Once authorised by regulators, third parties have a right to access data held by FIs. Roy continues: “Where FIs wish to partner with third parties to undertake activities that are outside the scope of regulation, they will undertake their own due diligence.”
Danske Bank chief digital officer Søren Rode Andreasen says the bank takes “great care in assessing third party vendors and partners with regard to their security and data capabilities, and many banks deploy advanced biometric fraud detection on the device front-end and looking for tampering.”
He also highlights that “Open Banking with TPPs is a bit different, as it is the customer who instructs us to share his data with the third party on his or her behalf.”
Is the data worth the risk?
Under GDPR’s strict requirements for data-controllers, TPPs that interact with larger FIs are at risk of unwittingly placing themselves in a position of liability by taking more control over data than they may want or need. The thirst for access and control of data is understandable for TPPs who are focused on using the data to refine customer insights and customisable products, but for banks, the issue of trust and the threat of losing it remains the central priority.
Ville Sointu, head of emerging technologies, Nordea, adds that without trust, regulated institutions like Nordea would be out of business: “we are ultimately less concerned about who controls the data rather than what is fair and right for our customers.
“This means we support the concept of data democracy where we want to enable our customers to be in full control of their own data. From my point of view driving the adoption of Emerging Technologies in our bank, we support initiatives surrounding self-sovereign data and identity, but in a way that ensures that our customers can also feel safe about the institutions they trust in this new data ecosystem. We believe trust on this level is built on established law and regulation in the nation states where our customers are.”

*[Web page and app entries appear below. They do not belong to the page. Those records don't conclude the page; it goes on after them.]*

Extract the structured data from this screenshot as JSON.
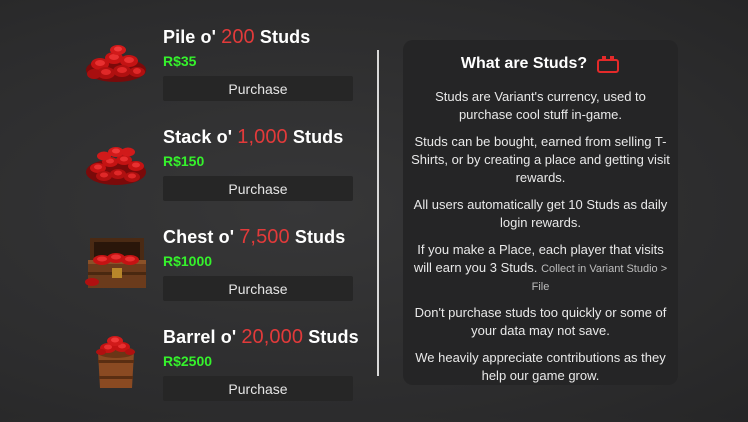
{
  "offers": [
    {
      "prefix": "Pile o' ",
      "amount": "200",
      "suffix": " Studs",
      "price": "R$35",
      "button_label": "Purchase",
      "icon": "studs-pile-icon"
    },
    {
      "prefix": "Stack o' ",
      "amount": "1,000",
      "suffix": " Studs",
      "price": "R$150",
      "button_label": "Purchase",
      "icon": "studs-stack-icon"
    },
    {
      "prefix": "Chest o' ",
      "amount": "7,500",
      "suffix": " Studs",
      "price": "R$1000",
      "button_label": "Purchase",
      "icon": "treasure-chest-icon"
    },
    {
      "prefix": "Barrel o' ",
      "amount": "20,000",
      "suffix": " Studs",
      "price": "R$2500",
      "button_label": "Purchase",
      "icon": "studs-barrel-icon"
    }
  ],
  "info": {
    "title": "What are Studs?",
    "title_icon": "stud-brick-icon",
    "paragraphs": [
      "Studs are Variant's currency, used to purchase cool stuff in-game.",
      "Studs can be bought, earned from selling T-Shirts, or by creating a place and getting visit rewards.",
      "All users automatically get 10 Studs as daily login rewards.",
      "If you make a Place, each player that visits will earn you 3 Studs."
    ],
    "paragraph4_note": "Collect in Variant Studio > File",
    "paragraphs_after": [
      "Don't purchase studs too quickly or some of your data may not save.",
      "We heavily appreciate contributions as they help our game grow."
    ]
  },
  "colors": {
    "amount": "#e23a3a",
    "price": "#35f22c",
    "button_bg": "#262626",
    "panel_bg": "#252526",
    "icon_red": "#e42a2a"
  }
}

“Our top priority is protecting our customers’ data. In accordance with PSD2, we do not share data unless the customer has given their consent and only through a licensed TPP/technical provider assigned by the customer. Regulation is very important and maintaining trust from our customers is of course critically important,” continues Ulrika Claesson, commercial business developer, Nordea. “Trust is a sensitive asset and takes a long time to build, but it is quick to destroy.”
The risks of data breach aren’t just reputational, Khurana expands that “although we haven’t quite seen it in the FS space yet, everyone is quite concerned about the size of the fines which have been dealt out for GDPR breach.”
While the regulations make clear that penalties will be incurred, once a data breach has occurred the information is likely in the public sphere and unable to be ‘forgotten’.
The opt-in opt-out characteristic of Open Banking means that a consumer is entitled to request that their details be forgotten, however, the ability for this to occur naturally means that an institution must have control over that act of ‘forgetting’.
If a data breach has occurred, there is no knowing where sensitive details may end up – let alone guarantee that they’re wiped from digital history in line with the consumer’s wish. The responsibility of a data trawl to rectify this seems ambitious at best.
While incumbents keep pace with the agile developments of disruptors, disruptors will likely continue to face an uphill challenge in negotiating partnerships or deals for as long as liability uncertainty persists, and FIs will likely leverage the responsibility they bear for the risk of rectifying data breaches that occur through TPPs.
A key objective of enforcing Open Banking was to stimulate innovation by encouraging healthy disruption in the financial services industry. But when a lack of clarity about underlying responsibility and incomplete frameworks for recourse exist, could regulators be inadvertently stifling collaboration as incumbents are obliged to shoulder the burden of mitigating risk?